# What you are asked to do
Although the entries contain pictures, only their words should be duplicated exactly.

# Items from an interface collection
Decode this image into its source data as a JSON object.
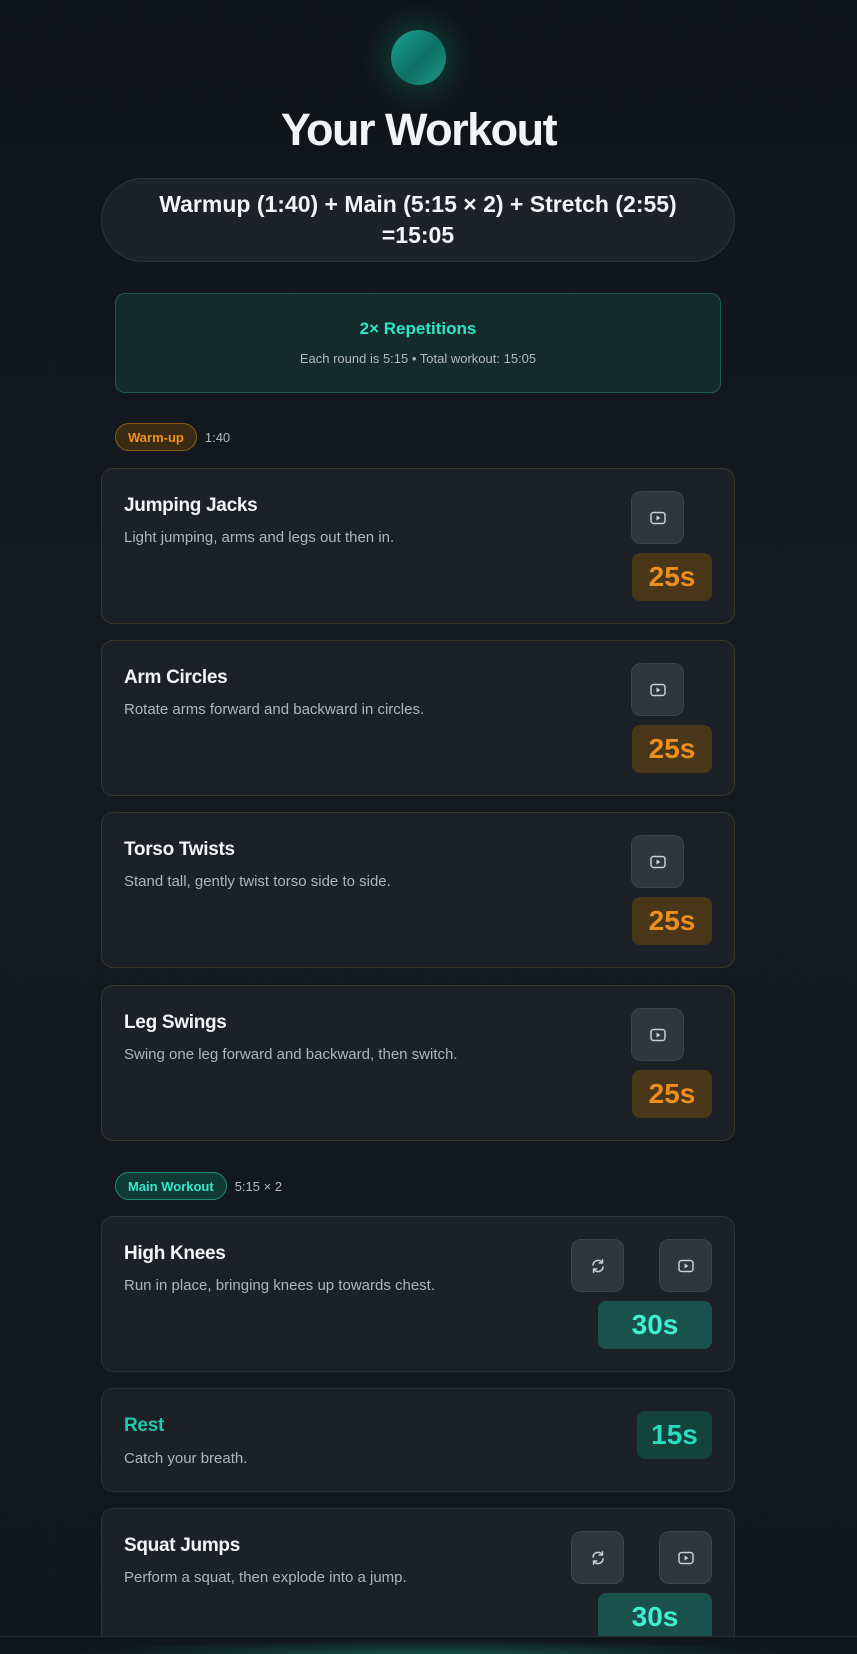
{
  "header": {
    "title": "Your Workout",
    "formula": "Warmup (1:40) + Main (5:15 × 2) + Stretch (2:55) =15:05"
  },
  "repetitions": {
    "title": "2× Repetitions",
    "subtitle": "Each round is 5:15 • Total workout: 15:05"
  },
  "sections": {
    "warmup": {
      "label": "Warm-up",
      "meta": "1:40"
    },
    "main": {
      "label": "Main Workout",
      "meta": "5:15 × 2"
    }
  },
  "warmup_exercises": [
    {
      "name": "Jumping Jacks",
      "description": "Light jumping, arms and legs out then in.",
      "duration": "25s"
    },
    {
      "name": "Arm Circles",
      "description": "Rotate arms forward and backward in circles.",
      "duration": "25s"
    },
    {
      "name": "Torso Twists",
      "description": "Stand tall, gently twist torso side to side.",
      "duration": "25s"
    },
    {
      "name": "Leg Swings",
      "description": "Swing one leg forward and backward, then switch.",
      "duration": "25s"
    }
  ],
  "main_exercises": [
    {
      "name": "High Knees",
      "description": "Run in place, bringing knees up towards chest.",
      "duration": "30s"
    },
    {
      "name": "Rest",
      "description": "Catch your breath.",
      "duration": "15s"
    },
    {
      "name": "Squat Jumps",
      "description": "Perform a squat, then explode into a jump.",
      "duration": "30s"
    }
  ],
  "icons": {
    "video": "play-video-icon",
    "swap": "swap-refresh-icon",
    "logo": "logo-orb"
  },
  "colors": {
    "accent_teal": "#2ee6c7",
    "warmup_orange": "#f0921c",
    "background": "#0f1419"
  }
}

# Output for this exercise
Decode this image into its source data as a JSON object.
{
  "header": {
    "title": "Your Workout",
    "formula": "Warmup (1:40) + Main (5:15 × 2) + Stretch (2:55) =15:05"
  },
  "repetitions": {
    "title": "2× Repetitions",
    "subtitle": "Each round is 5:15 • Total workout: 15:05"
  },
  "sections": {
    "warmup": {
      "label": "Warm-up",
      "meta": "1:40"
    },
    "main": {
      "label": "Main Workout",
      "meta": "5:15 × 2"
    }
  },
  "warmup_exercises": [
    {
      "name": "Jumping Jacks",
      "description": "Light jumping, arms and legs out then in.",
      "duration": "25s"
    },
    {
      "name": "Arm Circles",
      "description": "Rotate arms forward and backward in circles.",
      "duration": "25s"
    },
    {
      "name": "Torso Twists",
      "description": "Stand tall, gently twist torso side to side.",
      "duration": "25s"
    },
    {
      "name": "Leg Swings",
      "description": "Swing one leg forward and backward, then switch.",
      "duration": "25s"
    }
  ],
  "main_exercises": [
    {
      "name": "High Knees",
      "description": "Run in place, bringing knees up towards chest.",
      "duration": "30s"
    },
    {
      "name": "Rest",
      "description": "Catch your breath.",
      "duration": "15s"
    },
    {
      "name": "Squat Jumps",
      "description": "Perform a squat, then explode into a jump.",
      "duration": "30s"
    }
  ],
  "icons": {
    "video": "play-video-icon",
    "swap": "swap-refresh-icon",
    "logo": "logo-orb"
  },
  "colors": {
    "accent_teal": "#2ee6c7",
    "warmup_orange": "#f0921c",
    "background": "#0f1419"
  }
}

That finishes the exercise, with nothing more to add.